“I’m a female-dominated company,” says Mellon. “I try to work with women and promote them in business, even when I outsource. I’m starting a foundation for women’s rights, lobbying for equal pay, ending gender discrimination in the workplace, and abolishing the sex slave trade.”
On Equal Pay Day this past April, Mellon offered a 20% discount on her site to reflect the gender wage gap. Women earn $0.80 on the dollar compared to men.

A few words of wisdom from Mellon:

“Be very careful who your partners are.
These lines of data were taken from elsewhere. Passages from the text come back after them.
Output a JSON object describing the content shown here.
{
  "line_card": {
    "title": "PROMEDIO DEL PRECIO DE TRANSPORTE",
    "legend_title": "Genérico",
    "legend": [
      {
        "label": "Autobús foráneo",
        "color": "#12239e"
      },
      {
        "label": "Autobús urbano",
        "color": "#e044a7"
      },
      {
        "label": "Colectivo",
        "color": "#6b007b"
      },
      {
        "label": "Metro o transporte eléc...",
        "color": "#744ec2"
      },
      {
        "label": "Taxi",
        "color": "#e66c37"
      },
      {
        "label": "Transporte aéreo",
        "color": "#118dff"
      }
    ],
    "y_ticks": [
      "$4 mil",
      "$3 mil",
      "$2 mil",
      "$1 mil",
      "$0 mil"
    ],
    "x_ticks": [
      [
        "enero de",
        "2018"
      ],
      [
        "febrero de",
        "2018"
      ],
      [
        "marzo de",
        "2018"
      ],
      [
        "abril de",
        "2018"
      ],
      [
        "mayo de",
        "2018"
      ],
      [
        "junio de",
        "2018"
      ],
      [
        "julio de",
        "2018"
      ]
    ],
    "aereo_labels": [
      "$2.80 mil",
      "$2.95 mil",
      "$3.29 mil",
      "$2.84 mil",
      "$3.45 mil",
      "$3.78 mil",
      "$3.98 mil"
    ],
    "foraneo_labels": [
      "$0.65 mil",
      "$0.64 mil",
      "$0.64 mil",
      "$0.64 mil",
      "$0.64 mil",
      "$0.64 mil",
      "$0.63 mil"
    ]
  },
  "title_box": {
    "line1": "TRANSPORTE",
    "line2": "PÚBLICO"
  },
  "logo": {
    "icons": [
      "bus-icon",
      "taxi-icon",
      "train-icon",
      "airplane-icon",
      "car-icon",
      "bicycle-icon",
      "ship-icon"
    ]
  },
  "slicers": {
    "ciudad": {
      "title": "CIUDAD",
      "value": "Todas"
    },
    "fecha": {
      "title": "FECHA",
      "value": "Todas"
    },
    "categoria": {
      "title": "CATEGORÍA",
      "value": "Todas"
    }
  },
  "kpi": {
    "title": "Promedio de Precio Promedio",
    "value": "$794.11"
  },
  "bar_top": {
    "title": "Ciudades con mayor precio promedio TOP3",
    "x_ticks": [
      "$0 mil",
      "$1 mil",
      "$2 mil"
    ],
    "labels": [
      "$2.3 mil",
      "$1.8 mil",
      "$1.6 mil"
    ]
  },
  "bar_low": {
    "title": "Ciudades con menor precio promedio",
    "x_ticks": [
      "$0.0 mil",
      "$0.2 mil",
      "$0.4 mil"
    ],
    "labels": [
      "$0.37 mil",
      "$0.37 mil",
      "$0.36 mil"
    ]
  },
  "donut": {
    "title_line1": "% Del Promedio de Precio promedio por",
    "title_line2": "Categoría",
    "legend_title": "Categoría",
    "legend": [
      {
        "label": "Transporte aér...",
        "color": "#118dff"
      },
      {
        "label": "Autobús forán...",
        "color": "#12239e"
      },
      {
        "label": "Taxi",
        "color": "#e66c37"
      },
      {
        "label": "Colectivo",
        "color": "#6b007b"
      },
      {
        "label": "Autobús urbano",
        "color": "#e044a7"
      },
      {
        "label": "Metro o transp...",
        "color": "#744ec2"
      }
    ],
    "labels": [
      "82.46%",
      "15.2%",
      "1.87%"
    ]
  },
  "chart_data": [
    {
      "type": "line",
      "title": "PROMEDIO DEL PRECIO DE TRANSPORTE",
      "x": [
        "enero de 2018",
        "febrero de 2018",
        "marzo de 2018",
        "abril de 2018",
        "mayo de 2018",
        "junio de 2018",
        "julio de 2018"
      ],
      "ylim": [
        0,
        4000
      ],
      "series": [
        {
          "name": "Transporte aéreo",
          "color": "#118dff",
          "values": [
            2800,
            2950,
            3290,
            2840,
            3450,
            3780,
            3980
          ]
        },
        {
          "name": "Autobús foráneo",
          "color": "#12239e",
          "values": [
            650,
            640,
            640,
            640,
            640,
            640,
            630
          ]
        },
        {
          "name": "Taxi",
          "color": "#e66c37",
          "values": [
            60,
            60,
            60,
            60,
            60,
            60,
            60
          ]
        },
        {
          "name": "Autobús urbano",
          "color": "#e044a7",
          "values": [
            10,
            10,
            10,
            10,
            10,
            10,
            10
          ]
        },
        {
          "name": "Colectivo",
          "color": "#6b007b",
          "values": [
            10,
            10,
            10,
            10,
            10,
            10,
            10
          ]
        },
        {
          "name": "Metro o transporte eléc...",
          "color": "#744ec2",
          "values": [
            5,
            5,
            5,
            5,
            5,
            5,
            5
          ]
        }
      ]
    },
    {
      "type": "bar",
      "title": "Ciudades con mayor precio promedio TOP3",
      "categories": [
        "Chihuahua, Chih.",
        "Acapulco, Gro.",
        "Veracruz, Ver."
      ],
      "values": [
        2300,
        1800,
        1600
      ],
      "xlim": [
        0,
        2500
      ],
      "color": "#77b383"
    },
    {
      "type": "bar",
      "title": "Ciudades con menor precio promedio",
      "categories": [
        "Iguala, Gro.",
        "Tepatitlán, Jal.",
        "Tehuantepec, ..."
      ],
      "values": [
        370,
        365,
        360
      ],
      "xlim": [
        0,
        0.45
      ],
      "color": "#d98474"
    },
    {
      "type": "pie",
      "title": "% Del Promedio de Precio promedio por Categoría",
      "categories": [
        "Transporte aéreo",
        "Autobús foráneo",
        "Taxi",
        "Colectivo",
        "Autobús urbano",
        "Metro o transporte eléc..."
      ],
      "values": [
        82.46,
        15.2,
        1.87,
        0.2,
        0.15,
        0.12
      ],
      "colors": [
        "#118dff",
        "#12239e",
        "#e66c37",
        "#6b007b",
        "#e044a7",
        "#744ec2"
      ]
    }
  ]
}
Make sure you have a team that understands your vision and believes in it. You need resilience and perseverance, and you need not to give up. I could have easily given up when I put the company through a reorganization.”
“Never give up control, it’s all about 51%”
“Speak up! This is the most important lesson for women, and one that took me a while to learn myself.”
Listen to your heart! “Learning to listen to my heart has had amazing results, and this is one of the reasons my company is so important to me— it symbolizes the importance of trusting myself, knowing what I want, and owning that.”

Thank you Tamara Mellon for Jimmy Choo and all that you do for the fashion industry and women empowerment!

For more inspiring women, visit our Women Empowerment section!